Our research focuses on applying systems analysis approaches and engineering tools to identify novel clinical therapeutic targets for complex diseases. It is challenging to develop new treatments for these diseases, such as Alzheimer's disease (AD) and Traumatic Brain Injury (TBI), because they do not have a single genetic cause and they simultaneously present broad physiologic changes. By combining novel engineered in vitro platforms, mouse models, and multivariate computational systems analysis, we will be able to 1) capture a holistic systems-level understanding of complex diseases, and 2) isolate specific mechanisms driving disease. The ultimate goal of our laboratory is to use these tools to identify new mechanisms driving disease onset and progression that will translate to effective therapeutic strategies.
Nanomedicine, engineering immunity, and biomedical microsystems
Human health has been transformed by our collective capacity to engineer immunity — from the pivotal development of the smallpox vaccine to the curative potential of recent cancer immunotherapies. These examples motivate our research program that is conducted at the interface of Engineering and Immunology, and where we develop biomedical technologies and applications that shape a diverse array of immunological systems.
The questions that are central to our exploration include: How do we begin to study an individual's repertoire of well over one billion immune cells when current technologies only allow us to study a handful of cells at a time? What are the biomarkers of immunological health as the body responds to disease and ageing, and how may these indicators trigger clinical decisions? And how can we genetically rewire immune cells to provide them with entirely new functions to better fight complex diseases such as cancer?

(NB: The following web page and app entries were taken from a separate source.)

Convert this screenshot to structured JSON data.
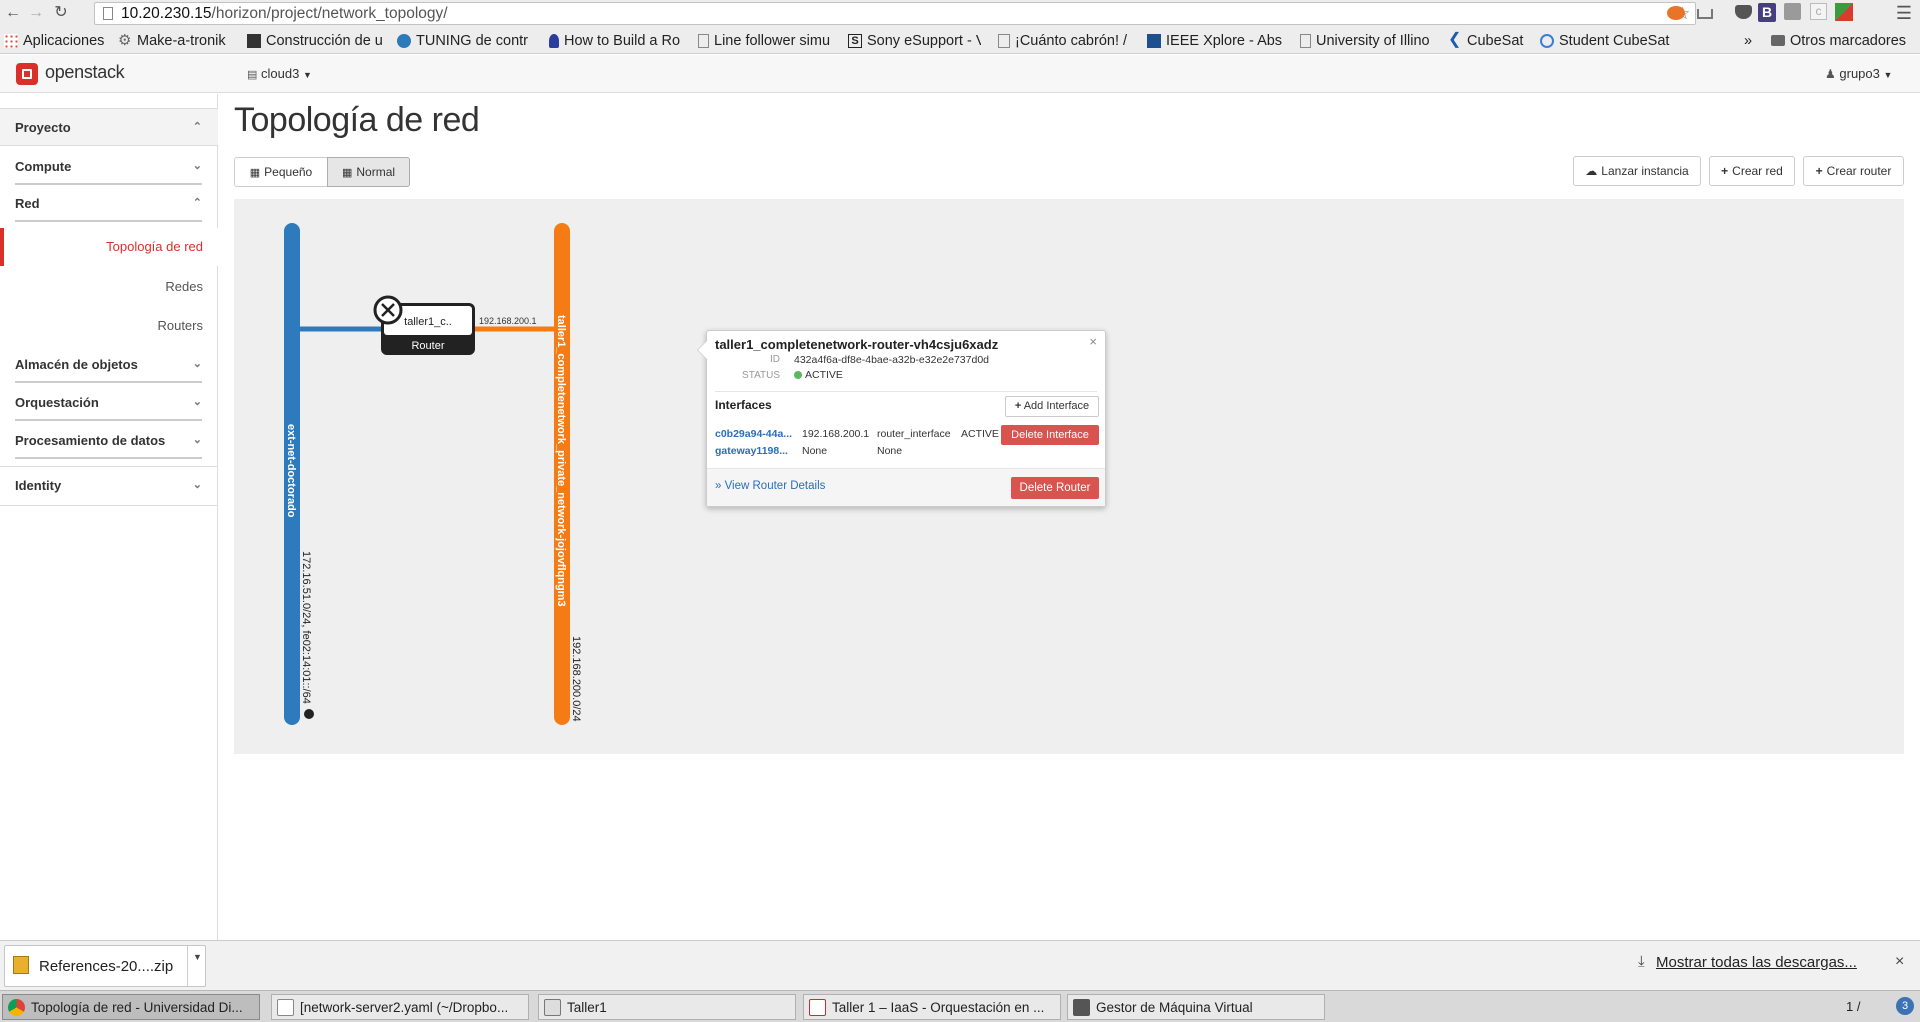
{
  "browser": {
    "url_host": "10.20.230.15",
    "url_path": "/horizon/project/network_topology/",
    "bookmarks": [
      {
        "label": "Aplicaciones",
        "icon": "apps-grid-icon"
      },
      {
        "label": "Make-a-tronik",
        "icon": "gear-icon"
      },
      {
        "label": "Construcción de u",
        "icon": "bookmark-favicon-icon"
      },
      {
        "label": "TUNING de contr",
        "icon": "wordpress-icon"
      },
      {
        "label": "How to Build a Ro",
        "icon": "robot-icon"
      },
      {
        "label": "Line follower simu",
        "icon": "page-icon"
      },
      {
        "label": "Sony eSupport - V",
        "icon": "sony-icon"
      },
      {
        "label": "¡Cuánto cabrón! /",
        "icon": "page-icon"
      },
      {
        "label": "IEEE Xplore - Abs",
        "icon": "ieee-icon"
      },
      {
        "label": "University of Illino",
        "icon": "page-icon"
      },
      {
        "label": "CubeSat",
        "icon": "cubesat-icon"
      },
      {
        "label": "Student CubeSat",
        "icon": "globe-icon"
      }
    ],
    "other_bookmarks": "Otros marcadores",
    "overflow": "»"
  },
  "header": {
    "logo_text": "openstack",
    "project_selector": "cloud3",
    "user_menu": "grupo3"
  },
  "sidebar": {
    "sections": [
      {
        "label": "Proyecto",
        "chevron": "up"
      },
      {
        "label": "Compute",
        "chevron": "down"
      },
      {
        "label": "Red",
        "chevron": "up"
      },
      {
        "label": "Almacén de objetos",
        "chevron": "down"
      },
      {
        "label": "Orquestación",
        "chevron": "down"
      },
      {
        "label": "Procesamiento de datos",
        "chevron": "down"
      },
      {
        "label": "Identity",
        "chevron": "down"
      }
    ],
    "red_items": [
      {
        "label": "Topología de red",
        "active": true
      },
      {
        "label": "Redes",
        "active": false
      },
      {
        "label": "Routers",
        "active": false
      }
    ]
  },
  "main": {
    "title": "Topología de red",
    "view_toggle": {
      "small": "Pequeño",
      "normal": "Normal",
      "selected": "normal"
    },
    "actions": {
      "launch_instance": "Lanzar instancia",
      "create_network": "Crear red",
      "create_router": "Crear router"
    }
  },
  "topology": {
    "ext_network": {
      "name": "ext-net-doctorado",
      "cidr": "172.16.51.0/24, fe02:14:01::/64",
      "color": "#2d7bbd"
    },
    "private_network": {
      "name": "taller1_completenetwork_private_network-jojovflqngm3",
      "cidr": "192.168.200.0/24",
      "color": "#f57c14"
    },
    "router": {
      "label": "taller1_c..",
      "type": "Router",
      "link_ip": "192.168.200.1"
    }
  },
  "popover": {
    "router_name": "taller1_completenetwork-router-vh4csju6xadz",
    "id_label": "ID",
    "id": "432a4f6a-df8e-4bae-a32b-e32e2e737d0d",
    "status_label": "STATUS",
    "status": "ACTIVE",
    "interfaces_title": "Interfaces",
    "add_interface": "Add Interface",
    "interfaces": [
      {
        "id": "c0b29a94-44a...",
        "ip": "192.168.200.1",
        "type": "router_interface",
        "status": "ACTIVE",
        "delete": "Delete Interface"
      },
      {
        "id": "gateway1198...",
        "ip": "None",
        "type": "None",
        "status": "",
        "delete": ""
      }
    ],
    "view_details": "» View Router Details",
    "delete_router": "Delete Router",
    "close": "×"
  },
  "downloads": {
    "item": "References-20....zip",
    "show_all": "Mostrar todas las descargas...",
    "close": "×"
  },
  "taskbar": {
    "tasks": [
      {
        "label": "Topología de red - Universidad Di...",
        "active": true
      },
      {
        "label": "[network-server2.yaml (~/Dropbo...",
        "active": false
      },
      {
        "label": "Taller1",
        "active": false
      },
      {
        "label": "Taller 1 – IaaS - Orquestación en ...",
        "active": false
      },
      {
        "label": "Gestor de Máquina Virtual",
        "active": false
      }
    ],
    "pager": "1 /  ",
    "notif_count": "3"
  }
}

To aid in our studies, we use high-throughput technologies such as next-generation sequencing and quantitative mass spectrometry, and pioneer the development of micro- and nanotechnologies in order to achieve our goals. We focus on clinical problems in cancer, infectious diseases and autoimmunity, and ultimately strive to translate key findings into therapies for patients.

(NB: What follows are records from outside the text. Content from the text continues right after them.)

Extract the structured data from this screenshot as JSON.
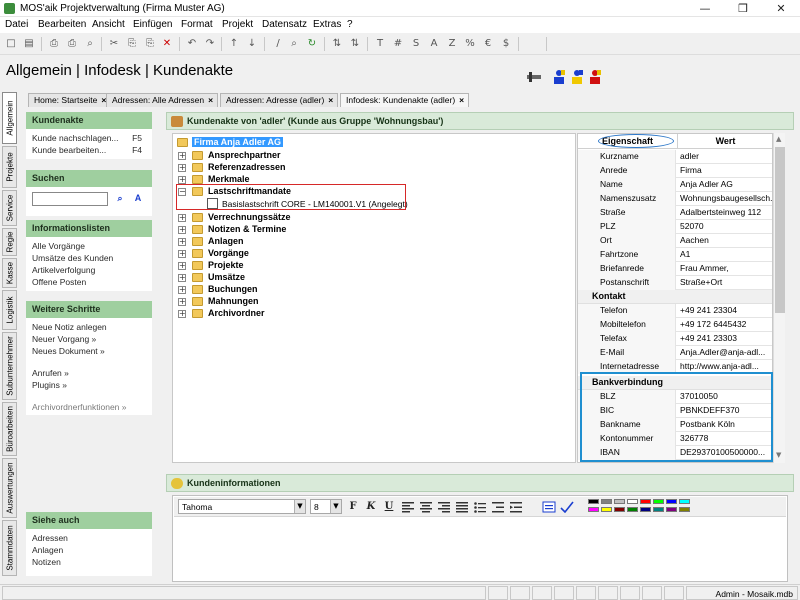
{
  "window": {
    "title": "MOS'aik Projektverwaltung (Firma Muster AG)",
    "controls": [
      "—",
      "❒",
      "✕"
    ]
  },
  "menu": [
    "Datei",
    "Bearbeiten",
    "Ansicht",
    "Einfügen",
    "Format",
    "Projekt",
    "Datensatz",
    "Extras",
    "?"
  ],
  "toolbar_glyphs": [
    "□",
    "▤",
    "⎙",
    "⎙",
    "⌕",
    "✂",
    "⎘",
    "⎘",
    "✕",
    "↶",
    "↷",
    "↑",
    "↓",
    "/",
    "⌕",
    "↻",
    "⇅",
    "⇅",
    "T",
    "#",
    "S",
    "A",
    "Z",
    "%",
    "€",
    "$"
  ],
  "breadcrumb": "Allgemein | Infodesk | Kundenakte",
  "side_tabs": [
    "Allgemein",
    "Projekte",
    "Service",
    "Regie",
    "Kasse",
    "Logistik",
    "Subunternehmer",
    "Büroarbeiten",
    "Auswertungen",
    "Stammdaten"
  ],
  "doc_tabs": [
    "Home: Startseite",
    "Adressen: Alle Adressen",
    "Adressen: Adresse (adler)",
    "Infodesk: Kundenakte (adler)"
  ],
  "left_panel": {
    "kundenakte": {
      "title": "Kundenakte",
      "items": [
        {
          "label": "Kunde nachschlagen...",
          "key": "F5"
        },
        {
          "label": "Kunde bearbeiten...",
          "key": "F4"
        }
      ]
    },
    "suchen": {
      "title": "Suchen"
    },
    "informationslisten": {
      "title": "Informationslisten",
      "items": [
        "Alle Vorgänge",
        "Umsätze des Kunden",
        "Artikelverfolgung",
        "Offene Posten"
      ]
    },
    "weitere": {
      "title": "Weitere Schritte",
      "items": [
        "Neue Notiz anlegen",
        "Neuer Vorgang »",
        "Neues Dokument »"
      ],
      "items2": [
        "Anrufen »",
        "Plugins »"
      ],
      "muted": "Archivordnerfunktionen »"
    },
    "siehe_auch": {
      "title": "Siehe auch",
      "items": [
        "Adressen",
        "Anlagen",
        "Notizen"
      ]
    }
  },
  "main_header": "Kundenakte von 'adler' (Kunde aus Gruppe 'Wohnungsbau')",
  "tree": {
    "root": "Firma Anja Adler AG",
    "nodes": [
      "Ansprechpartner",
      "Referenzadressen",
      "Merkmale",
      "Lastschriftmandate",
      "Verrechnungssätze",
      "Notizen & Termine",
      "Anlagen",
      "Vorgänge",
      "Projekte",
      "Umsätze",
      "Buchungen",
      "Mahnungen",
      "Archivordner"
    ],
    "leaf": "Basislastschrift CORE - LM140001.V1 (Angelegt)"
  },
  "props": {
    "headers": [
      "Eigenschaft",
      "Wert"
    ],
    "rows": [
      {
        "k": "Kurzname",
        "v": "adler"
      },
      {
        "k": "Anrede",
        "v": "Firma"
      },
      {
        "k": "Name",
        "v": "Anja Adler AG"
      },
      {
        "k": "Namenszusatz",
        "v": "Wohnungsbaugesellsch..."
      },
      {
        "k": "Straße",
        "v": "Adalbertsteinweg 112"
      },
      {
        "k": "PLZ",
        "v": "52070"
      },
      {
        "k": "Ort",
        "v": "Aachen"
      },
      {
        "k": "Fahrtzone",
        "v": "A1"
      },
      {
        "k": "Briefanrede",
        "v": "Frau Ammer,"
      },
      {
        "k": "Postanschrift",
        "v": "Straße+Ort"
      }
    ],
    "cat_kontakt": "Kontakt",
    "kontakt": [
      {
        "k": "Telefon",
        "v": "+49 241 23304"
      },
      {
        "k": "Mobiltelefon",
        "v": "+49 172 6445432"
      },
      {
        "k": "Telefax",
        "v": "+49 241 23303"
      },
      {
        "k": "E-Mail",
        "v": "Anja.Adler@anja-adl..."
      },
      {
        "k": "Internetadresse",
        "v": "http://www.anja-adl..."
      }
    ],
    "cat_bank": "Bankverbindung",
    "bank": [
      {
        "k": "BLZ",
        "v": "37010050"
      },
      {
        "k": "BIC",
        "v": "PBNKDEFF370"
      },
      {
        "k": "Bankname",
        "v": "Postbank Köln"
      },
      {
        "k": "Kontonummer",
        "v": "326778"
      },
      {
        "k": "IBAN",
        "v": "DE29370100500000..."
      }
    ]
  },
  "kundeninfo": {
    "title": "Kundeninformationen",
    "font": "Tahoma",
    "size": "8",
    "format_glyphs": [
      "F",
      "K",
      "U"
    ],
    "colors": [
      "#000000",
      "#808080",
      "#c0c0c0",
      "#ffffff",
      "#ff0000",
      "#00ff00",
      "#0000ff",
      "#00ffff",
      "#ff00ff",
      "#ffff00",
      "#800000",
      "#008000",
      "#000080",
      "#008080",
      "#800080",
      "#808000"
    ]
  },
  "status": {
    "db": "Admin - Mosaik.mdb"
  }
}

Professor Kane’s group conducts research at the interface of biotechnology and nanotechnology. The group is designing nanoscale polyvalent therapeutics and working on the molecular engineering of biosurfaces and nanostructures.
A major focus of the group’s research involves the design of polyvalent ligands, i.e., nanoscale scaffolds presenting multiple copies of selected biomolecules. The Kane group has made seminal contributions to a fundamental understanding of polyvalent recognition and has designed polyvalent inhibitors that are effective in vivo. Currently, the group is designing polyvalent molecules that control stem cell fate as well as polyvalent inhibitors of pathogens such as HIV and influenza. The group is also designing nanoscale scaffolds for antigen presentation as part of novel strategies for designing vaccines. The approach could lead to the development of “universal” influenza vaccines as well as effective vaccines targeting RSV and malaria. Other interests of the group involve optogenetics – the development and application of methods that use light to control cell function – as well as the design of enzymes and nanocomposites that target antibiotic-resistant pathogens.